Passias, Peter G., et al. “Probability of severe frailty development among operative and nonoperative adult spinal deformity patients: an actuarial survivorship analysis over a 3-year period.Spine J, vol. 20, no. 8, Aug. 2020, pp. 1276–85. Pubmed, doi:10.1016/j.spinee.2020.04.010.
Passias PG, Segreto FA, Bortz CA, Horn SR, Pierce KE, Naessig S, Brown AE, Jackson-Fowl B, Ahmad W, Oh C, Lafage V, Lafage R, Smith JS, Daniels AH, Line BG, Kim HJ, Uribe JS, Eastlack RK, Hamilton DK, Klineberg EO, Burton DC, Hart RAA, Schwab FJ, Shaffrey CI, Ames CP, Bess S, International Spine Study Group. Probability of severe frailty development among operative and nonoperative adult spinal deformity patients: an actuarial survivorship analysis over a 3-year period.
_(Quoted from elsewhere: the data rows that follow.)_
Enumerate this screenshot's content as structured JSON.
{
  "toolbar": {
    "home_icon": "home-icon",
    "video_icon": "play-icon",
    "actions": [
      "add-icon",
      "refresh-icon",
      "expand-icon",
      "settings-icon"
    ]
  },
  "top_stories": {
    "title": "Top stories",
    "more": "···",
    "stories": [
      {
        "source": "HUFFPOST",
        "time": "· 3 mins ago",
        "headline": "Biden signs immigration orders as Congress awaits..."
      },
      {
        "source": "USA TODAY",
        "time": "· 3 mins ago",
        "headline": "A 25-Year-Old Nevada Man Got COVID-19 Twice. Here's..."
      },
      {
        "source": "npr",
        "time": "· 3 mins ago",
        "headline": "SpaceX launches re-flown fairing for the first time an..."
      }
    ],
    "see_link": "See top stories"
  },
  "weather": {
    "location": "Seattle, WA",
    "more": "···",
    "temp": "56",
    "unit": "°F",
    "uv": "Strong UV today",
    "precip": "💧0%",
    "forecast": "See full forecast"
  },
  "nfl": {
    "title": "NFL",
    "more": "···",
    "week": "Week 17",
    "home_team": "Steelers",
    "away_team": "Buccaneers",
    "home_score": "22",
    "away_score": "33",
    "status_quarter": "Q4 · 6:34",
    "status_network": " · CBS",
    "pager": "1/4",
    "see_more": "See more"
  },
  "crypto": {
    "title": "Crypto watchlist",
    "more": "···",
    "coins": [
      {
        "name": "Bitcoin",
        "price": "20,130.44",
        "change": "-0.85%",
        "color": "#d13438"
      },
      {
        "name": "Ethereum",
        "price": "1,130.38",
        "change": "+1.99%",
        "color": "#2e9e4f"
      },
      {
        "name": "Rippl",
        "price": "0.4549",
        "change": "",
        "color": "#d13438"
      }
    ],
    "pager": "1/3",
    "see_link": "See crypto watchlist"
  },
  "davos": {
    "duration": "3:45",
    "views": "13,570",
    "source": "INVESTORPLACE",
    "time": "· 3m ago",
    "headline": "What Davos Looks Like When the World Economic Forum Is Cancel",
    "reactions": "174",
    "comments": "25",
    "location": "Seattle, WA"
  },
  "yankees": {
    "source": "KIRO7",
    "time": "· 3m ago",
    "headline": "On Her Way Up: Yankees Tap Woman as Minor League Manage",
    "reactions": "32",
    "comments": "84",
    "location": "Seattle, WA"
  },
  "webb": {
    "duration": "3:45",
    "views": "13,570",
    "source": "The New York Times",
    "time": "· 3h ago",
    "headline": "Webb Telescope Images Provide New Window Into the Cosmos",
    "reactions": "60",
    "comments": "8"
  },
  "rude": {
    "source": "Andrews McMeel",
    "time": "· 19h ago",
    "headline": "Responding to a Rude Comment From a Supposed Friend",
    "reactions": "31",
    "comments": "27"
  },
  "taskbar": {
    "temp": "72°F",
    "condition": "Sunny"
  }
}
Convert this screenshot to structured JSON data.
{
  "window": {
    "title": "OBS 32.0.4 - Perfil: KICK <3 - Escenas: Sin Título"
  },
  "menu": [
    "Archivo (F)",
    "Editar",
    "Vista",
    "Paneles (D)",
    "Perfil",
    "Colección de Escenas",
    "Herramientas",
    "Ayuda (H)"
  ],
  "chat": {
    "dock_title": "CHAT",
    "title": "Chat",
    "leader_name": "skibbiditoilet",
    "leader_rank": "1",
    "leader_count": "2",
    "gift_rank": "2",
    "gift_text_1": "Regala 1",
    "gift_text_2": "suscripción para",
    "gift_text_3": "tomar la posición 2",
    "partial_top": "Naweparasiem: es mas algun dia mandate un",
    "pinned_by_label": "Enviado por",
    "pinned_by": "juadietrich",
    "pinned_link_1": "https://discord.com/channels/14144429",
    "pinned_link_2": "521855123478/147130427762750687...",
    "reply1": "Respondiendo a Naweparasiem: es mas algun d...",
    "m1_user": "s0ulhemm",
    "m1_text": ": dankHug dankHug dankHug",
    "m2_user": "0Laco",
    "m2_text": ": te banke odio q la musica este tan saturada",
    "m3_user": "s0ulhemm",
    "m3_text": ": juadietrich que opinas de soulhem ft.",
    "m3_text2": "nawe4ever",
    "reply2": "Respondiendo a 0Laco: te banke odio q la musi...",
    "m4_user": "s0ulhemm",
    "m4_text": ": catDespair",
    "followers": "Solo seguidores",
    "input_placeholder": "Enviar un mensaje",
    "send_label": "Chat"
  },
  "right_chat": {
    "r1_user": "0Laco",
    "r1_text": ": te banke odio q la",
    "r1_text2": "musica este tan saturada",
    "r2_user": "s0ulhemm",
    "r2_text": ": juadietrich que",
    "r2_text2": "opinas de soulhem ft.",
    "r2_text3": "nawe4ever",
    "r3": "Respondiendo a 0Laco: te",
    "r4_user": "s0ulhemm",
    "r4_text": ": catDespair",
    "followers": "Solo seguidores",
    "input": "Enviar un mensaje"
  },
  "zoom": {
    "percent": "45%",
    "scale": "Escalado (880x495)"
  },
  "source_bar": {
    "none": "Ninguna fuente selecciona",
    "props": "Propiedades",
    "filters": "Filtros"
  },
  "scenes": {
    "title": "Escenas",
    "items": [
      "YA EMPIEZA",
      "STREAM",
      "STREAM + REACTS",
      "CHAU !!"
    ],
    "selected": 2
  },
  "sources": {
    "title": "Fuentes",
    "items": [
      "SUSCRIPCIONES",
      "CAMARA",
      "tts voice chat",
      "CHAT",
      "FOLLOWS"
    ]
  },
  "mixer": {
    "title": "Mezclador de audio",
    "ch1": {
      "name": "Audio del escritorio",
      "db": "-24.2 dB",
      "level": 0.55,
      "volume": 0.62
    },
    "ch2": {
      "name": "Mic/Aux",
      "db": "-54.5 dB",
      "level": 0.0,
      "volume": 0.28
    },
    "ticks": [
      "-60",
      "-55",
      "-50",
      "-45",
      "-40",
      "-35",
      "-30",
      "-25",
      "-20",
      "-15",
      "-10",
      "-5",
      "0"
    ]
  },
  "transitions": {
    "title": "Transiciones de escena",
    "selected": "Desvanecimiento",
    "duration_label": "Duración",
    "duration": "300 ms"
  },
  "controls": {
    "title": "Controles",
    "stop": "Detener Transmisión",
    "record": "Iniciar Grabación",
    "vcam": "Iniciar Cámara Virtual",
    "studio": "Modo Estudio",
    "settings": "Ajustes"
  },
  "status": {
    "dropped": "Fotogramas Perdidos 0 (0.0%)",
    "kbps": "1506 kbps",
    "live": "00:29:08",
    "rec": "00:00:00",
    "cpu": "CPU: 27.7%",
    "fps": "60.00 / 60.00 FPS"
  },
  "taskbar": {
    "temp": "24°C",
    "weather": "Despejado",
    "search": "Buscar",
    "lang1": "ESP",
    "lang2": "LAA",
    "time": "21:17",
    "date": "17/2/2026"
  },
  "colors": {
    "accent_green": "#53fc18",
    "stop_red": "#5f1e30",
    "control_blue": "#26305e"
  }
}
Spine J. 2020 Aug;20(8):1276–1285.
Journal cover image

Published In

Spine J

DOI

EISSN

1878-1632

Publication Date

August 2020

Volume

20

Issue

8

Start / End Page

1276 / 1285

Location

United States

Related Subject Headings

  • Survivorship
  • Retrospective Studies
  • Quality of Life
  • Prospective Studies
  • Probability
  • Orthopedics
  • Lordosis
  • Humans
  • Frailty
  • Adult